Stored entries
+++++

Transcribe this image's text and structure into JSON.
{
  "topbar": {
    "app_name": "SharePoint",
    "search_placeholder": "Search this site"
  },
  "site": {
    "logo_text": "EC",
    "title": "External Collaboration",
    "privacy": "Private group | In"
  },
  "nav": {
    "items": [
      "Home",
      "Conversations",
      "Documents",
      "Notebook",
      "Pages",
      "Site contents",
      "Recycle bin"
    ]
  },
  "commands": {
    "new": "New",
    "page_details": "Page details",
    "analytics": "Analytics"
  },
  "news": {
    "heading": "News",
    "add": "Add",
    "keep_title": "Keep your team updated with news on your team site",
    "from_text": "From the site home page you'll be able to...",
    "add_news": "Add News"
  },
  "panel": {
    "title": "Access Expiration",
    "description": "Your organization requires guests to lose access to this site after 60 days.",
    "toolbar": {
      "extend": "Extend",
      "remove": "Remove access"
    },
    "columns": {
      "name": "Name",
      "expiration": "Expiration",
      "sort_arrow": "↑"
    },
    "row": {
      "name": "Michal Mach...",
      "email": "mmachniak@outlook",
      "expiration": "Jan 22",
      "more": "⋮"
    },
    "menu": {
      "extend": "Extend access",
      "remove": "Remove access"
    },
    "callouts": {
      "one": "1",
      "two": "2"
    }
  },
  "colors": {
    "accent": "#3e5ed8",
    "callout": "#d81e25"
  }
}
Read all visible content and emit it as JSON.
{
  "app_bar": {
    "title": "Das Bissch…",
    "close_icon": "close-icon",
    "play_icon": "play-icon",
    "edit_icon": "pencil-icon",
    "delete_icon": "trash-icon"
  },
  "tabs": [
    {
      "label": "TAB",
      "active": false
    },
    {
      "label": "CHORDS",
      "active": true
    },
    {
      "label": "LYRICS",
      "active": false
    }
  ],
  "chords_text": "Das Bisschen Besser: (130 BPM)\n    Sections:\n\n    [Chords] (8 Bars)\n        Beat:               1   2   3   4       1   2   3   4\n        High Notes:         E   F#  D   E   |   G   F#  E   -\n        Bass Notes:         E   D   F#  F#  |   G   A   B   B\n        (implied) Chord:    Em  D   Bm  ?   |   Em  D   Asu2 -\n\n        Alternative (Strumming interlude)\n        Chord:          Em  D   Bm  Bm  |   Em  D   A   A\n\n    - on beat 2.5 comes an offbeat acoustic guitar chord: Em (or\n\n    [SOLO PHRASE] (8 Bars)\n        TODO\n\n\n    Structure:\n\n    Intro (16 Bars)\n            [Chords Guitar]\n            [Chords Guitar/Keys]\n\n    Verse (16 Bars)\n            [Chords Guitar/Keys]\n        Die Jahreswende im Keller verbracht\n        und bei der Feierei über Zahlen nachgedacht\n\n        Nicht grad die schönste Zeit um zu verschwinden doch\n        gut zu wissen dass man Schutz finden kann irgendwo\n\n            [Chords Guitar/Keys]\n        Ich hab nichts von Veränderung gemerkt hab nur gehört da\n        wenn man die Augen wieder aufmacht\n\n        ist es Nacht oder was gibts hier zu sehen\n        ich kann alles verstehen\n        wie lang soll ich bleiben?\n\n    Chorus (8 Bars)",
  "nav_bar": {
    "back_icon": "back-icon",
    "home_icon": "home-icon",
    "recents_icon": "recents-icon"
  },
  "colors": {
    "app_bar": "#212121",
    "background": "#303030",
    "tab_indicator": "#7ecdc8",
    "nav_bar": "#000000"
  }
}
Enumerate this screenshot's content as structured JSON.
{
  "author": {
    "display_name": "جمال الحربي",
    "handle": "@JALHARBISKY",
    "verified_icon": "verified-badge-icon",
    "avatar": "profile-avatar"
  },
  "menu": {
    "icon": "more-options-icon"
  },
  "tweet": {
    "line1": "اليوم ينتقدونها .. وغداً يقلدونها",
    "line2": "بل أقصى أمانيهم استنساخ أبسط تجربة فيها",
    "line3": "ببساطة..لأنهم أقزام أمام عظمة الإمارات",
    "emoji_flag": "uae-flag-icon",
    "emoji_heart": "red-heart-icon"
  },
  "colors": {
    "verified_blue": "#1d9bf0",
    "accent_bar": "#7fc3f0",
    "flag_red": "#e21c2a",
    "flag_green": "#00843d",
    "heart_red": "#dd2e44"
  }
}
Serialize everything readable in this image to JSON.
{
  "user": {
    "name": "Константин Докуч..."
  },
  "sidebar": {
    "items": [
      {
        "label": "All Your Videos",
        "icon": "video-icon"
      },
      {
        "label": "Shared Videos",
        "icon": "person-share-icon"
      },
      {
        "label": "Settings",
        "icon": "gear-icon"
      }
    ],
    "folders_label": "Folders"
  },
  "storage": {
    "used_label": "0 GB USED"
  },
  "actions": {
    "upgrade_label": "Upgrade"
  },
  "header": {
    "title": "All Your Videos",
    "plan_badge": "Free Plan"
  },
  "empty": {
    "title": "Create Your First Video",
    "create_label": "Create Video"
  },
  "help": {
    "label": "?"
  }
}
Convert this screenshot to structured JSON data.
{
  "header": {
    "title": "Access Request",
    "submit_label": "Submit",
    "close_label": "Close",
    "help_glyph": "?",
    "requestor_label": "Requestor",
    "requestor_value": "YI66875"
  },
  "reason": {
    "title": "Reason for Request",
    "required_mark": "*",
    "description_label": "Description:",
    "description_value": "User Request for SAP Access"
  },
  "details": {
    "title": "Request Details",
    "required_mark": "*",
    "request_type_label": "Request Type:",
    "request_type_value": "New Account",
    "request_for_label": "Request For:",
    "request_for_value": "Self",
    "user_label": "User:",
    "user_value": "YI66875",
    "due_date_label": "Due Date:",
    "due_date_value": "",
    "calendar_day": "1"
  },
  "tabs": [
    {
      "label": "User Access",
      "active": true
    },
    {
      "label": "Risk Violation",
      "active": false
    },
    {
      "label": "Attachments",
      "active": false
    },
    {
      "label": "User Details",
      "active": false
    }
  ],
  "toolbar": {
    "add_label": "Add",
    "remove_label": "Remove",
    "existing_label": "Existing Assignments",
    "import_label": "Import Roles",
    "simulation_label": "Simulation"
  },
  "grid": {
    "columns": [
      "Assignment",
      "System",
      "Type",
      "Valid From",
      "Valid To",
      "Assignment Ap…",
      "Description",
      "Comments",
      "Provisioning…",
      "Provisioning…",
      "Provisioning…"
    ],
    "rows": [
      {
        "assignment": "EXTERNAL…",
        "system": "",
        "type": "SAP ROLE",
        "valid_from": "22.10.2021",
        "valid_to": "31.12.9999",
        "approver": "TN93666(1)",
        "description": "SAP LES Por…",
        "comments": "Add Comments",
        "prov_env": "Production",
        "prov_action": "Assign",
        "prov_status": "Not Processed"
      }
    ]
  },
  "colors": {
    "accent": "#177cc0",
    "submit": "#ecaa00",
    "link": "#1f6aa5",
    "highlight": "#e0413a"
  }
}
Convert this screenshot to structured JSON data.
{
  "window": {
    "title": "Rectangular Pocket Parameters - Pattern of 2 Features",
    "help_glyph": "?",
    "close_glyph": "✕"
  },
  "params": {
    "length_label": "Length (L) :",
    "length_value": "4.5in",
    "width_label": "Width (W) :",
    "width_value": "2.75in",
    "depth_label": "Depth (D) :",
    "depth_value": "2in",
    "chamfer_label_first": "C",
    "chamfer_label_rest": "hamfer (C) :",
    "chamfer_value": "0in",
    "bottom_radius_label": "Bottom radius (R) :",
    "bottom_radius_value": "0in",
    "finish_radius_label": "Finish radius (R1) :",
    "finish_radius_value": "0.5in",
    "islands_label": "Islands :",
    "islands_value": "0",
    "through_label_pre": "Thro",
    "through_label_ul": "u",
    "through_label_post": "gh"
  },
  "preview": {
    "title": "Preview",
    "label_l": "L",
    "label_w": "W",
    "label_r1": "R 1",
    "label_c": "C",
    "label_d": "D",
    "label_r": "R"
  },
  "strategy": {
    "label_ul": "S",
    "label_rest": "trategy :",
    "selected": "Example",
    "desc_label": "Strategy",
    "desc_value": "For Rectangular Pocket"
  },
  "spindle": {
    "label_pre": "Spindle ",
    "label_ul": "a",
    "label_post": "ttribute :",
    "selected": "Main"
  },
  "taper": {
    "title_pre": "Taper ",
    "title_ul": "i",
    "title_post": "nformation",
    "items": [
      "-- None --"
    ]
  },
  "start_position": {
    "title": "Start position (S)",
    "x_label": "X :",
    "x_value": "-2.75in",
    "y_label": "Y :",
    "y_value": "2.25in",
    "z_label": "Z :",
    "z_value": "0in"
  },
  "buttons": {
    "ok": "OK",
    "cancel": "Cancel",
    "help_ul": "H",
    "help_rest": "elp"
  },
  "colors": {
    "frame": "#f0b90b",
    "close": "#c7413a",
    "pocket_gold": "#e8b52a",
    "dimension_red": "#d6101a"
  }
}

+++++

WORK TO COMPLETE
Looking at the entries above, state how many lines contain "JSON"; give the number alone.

FINISHED TASK
6